The entries below are to be repeated verbatim, in full.

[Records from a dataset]
____

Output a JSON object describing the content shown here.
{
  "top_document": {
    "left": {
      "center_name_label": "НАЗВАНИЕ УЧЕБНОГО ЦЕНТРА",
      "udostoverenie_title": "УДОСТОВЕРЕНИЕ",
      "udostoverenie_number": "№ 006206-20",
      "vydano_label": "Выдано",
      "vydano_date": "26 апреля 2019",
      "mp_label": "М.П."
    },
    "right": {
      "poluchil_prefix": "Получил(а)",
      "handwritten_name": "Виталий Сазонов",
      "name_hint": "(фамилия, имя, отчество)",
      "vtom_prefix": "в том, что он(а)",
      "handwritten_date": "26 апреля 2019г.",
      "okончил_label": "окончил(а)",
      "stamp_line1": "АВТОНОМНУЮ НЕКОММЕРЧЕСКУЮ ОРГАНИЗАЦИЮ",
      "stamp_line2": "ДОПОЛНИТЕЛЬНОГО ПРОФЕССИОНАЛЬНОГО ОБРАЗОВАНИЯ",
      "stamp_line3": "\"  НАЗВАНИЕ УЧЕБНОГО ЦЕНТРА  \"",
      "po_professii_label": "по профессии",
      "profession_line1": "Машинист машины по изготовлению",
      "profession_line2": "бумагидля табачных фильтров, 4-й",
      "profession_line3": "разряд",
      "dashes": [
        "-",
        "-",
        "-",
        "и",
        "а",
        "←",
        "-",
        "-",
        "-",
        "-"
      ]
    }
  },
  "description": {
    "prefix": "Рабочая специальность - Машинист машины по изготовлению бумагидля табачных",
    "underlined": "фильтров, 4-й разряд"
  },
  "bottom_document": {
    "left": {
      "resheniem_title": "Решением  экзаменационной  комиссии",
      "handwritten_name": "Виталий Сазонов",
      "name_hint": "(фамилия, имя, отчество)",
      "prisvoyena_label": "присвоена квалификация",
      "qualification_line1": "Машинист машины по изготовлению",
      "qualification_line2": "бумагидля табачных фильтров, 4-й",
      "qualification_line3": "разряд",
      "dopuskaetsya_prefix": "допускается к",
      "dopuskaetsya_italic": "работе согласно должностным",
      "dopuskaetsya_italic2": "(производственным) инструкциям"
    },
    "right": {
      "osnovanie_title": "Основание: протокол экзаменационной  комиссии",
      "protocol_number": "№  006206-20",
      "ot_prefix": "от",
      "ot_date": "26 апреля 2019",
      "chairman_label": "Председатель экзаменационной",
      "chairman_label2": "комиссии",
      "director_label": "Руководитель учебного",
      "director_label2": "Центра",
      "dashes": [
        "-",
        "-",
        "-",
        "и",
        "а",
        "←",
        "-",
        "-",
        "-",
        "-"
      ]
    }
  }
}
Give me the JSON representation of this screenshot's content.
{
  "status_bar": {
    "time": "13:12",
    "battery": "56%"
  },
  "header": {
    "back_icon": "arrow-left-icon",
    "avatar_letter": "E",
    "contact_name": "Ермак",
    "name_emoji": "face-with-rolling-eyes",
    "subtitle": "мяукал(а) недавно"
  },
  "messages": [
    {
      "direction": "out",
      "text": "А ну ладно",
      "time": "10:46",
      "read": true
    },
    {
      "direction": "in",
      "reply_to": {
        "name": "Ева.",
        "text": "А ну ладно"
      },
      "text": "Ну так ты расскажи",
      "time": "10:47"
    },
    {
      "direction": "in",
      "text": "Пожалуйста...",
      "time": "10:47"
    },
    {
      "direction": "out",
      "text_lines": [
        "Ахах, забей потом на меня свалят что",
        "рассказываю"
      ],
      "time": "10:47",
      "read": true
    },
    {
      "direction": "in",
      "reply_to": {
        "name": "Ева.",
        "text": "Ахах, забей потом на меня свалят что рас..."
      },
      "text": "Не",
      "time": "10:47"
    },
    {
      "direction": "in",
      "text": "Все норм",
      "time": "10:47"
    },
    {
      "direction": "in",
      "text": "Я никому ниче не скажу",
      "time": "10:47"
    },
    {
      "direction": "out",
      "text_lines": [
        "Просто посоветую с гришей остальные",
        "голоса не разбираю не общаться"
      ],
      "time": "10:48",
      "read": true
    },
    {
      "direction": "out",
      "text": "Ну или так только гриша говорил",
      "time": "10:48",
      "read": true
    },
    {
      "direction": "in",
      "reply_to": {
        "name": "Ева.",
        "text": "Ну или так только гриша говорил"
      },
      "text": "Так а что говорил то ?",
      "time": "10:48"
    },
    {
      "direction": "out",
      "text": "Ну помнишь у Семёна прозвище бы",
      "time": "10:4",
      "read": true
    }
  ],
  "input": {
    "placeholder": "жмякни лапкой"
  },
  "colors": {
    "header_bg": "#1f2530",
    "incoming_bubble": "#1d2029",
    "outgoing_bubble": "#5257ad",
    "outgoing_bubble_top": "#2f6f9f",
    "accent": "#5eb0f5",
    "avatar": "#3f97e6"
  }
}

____

# Answer box
Output a JSON object describing the content shown here.
{
  "top_document": {
    "left": {
      "center_name_label": "НАЗВАНИЕ УЧЕБНОГО ЦЕНТРА",
      "udostoverenie_title": "УДОСТОВЕРЕНИЕ",
      "udostoverenie_number": "№ 006206-20",
      "vydano_label": "Выдано",
      "vydano_date": "26 апреля 2019",
      "mp_label": "М.П."
    },
    "right": {
      "poluchil_prefix": "Получил(а)",
      "handwritten_name": "Виталий Сазонов",
      "name_hint": "(фамилия, имя, отчество)",
      "vtom_prefix": "в том, что он(а)",
      "handwritten_date": "26 апреля 2019г.",
      "okончил_label": "окончил(а)",
      "stamp_line1": "АВТОНОМНУЮ НЕКОММЕРЧЕСКУЮ ОРГАНИЗАЦИЮ",
      "stamp_line2": "ДОПОЛНИТЕЛЬНОГО ПРОФЕССИОНАЛЬНОГО ОБРАЗОВАНИЯ",
      "stamp_line3": "\"  НАЗВАНИЕ УЧЕБНОГО ЦЕНТРА  \"",
      "po_professii_label": "по профессии",
      "profession_line1": "Машинист машины по изготовлению",
      "profession_line2": "бумагидля табачных фильтров, 4-й",
      "profession_line3": "разряд",
      "dashes": [
        "-",
        "-",
        "-",
        "и",
        "а",
        "←",
        "-",
        "-",
        "-",
        "-"
      ]
    }
  },
  "description": {
    "prefix": "Рабочая специальность - Машинист машины по изготовлению бумагидля табачных",
    "underlined": "фильтров, 4-й разряд"
  },
  "bottom_document": {
    "left": {
      "resheniem_title": "Решением  экзаменационной  комиссии",
      "handwritten_name": "Виталий Сазонов",
      "name_hint": "(фамилия, имя, отчество)",
      "prisvoyena_label": "присвоена квалификация",
      "qualification_line1": "Машинист машины по изготовлению",
      "qualification_line2": "бумагидля табачных фильтров, 4-й",
      "qualification_line3": "разряд",
      "dopuskaetsya_prefix": "допускается к",
      "dopuskaetsya_italic": "работе согласно должностным",
      "dopuskaetsya_italic2": "(производственным) инструкциям"
    },
    "right": {
      "osnovanie_title": "Основание: протокол экзаменационной  комиссии",
      "protocol_number": "№  006206-20",
      "ot_prefix": "от",
      "ot_date": "26 апреля 2019",
      "chairman_label": "Председатель экзаменационной",
      "chairman_label2": "комиссии",
      "director_label": "Руководитель учебного",
      "director_label2": "Центра",
      "dashes": [
        "-",
        "-",
        "-",
        "и",
        "а",
        "←",
        "-",
        "-",
        "-",
        "-"
      ]
    }
  }
}
Give me the JSON representation of this screenshot's content.
{
  "status_bar": {
    "time": "13:12",
    "battery": "56%"
  },
  "header": {
    "back_icon": "arrow-left-icon",
    "avatar_letter": "E",
    "contact_name": "Ермак",
    "name_emoji": "face-with-rolling-eyes",
    "subtitle": "мяукал(а) недавно"
  },
  "messages": [
    {
      "direction": "out",
      "text": "А ну ладно",
      "time": "10:46",
      "read": true
    },
    {
      "direction": "in",
      "reply_to": {
        "name": "Ева.",
        "text": "А ну ладно"
      },
      "text": "Ну так ты расскажи",
      "time": "10:47"
    },
    {
      "direction": "in",
      "text": "Пожалуйста...",
      "time": "10:47"
    },
    {
      "direction": "out",
      "text_lines": [
        "Ахах, забей потом на меня свалят что",
        "рассказываю"
      ],
      "time": "10:47",
      "read": true
    },
    {
      "direction": "in",
      "reply_to": {
        "name": "Ева.",
        "text": "Ахах, забей потом на меня свалят что рас..."
      },
      "text": "Не",
      "time": "10:47"
    },
    {
      "direction": "in",
      "text": "Все норм",
      "time": "10:47"
    },
    {
      "direction": "in",
      "text": "Я никому ниче не скажу",
      "time": "10:47"
    },
    {
      "direction": "out",
      "text_lines": [
        "Просто посоветую с гришей остальные",
        "голоса не разбираю не общаться"
      ],
      "time": "10:48",
      "read": true
    },
    {
      "direction": "out",
      "text": "Ну или так только гриша говорил",
      "time": "10:48",
      "read": true
    },
    {
      "direction": "in",
      "reply_to": {
        "name": "Ева.",
        "text": "Ну или так только гриша говорил"
      },
      "text": "Так а что говорил то ?",
      "time": "10:48"
    },
    {
      "direction": "out",
      "text": "Ну помнишь у Семёна прозвище бы",
      "time": "10:4",
      "read": true
    }
  ],
  "input": {
    "placeholder": "жмякни лапкой"
  },
  "colors": {
    "header_bg": "#1f2530",
    "incoming_bubble": "#1d2029",
    "outgoing_bubble": "#5257ad",
    "outgoing_bubble_top": "#2f6f9f",
    "accent": "#5eb0f5",
    "avatar": "#3f97e6"
  }
}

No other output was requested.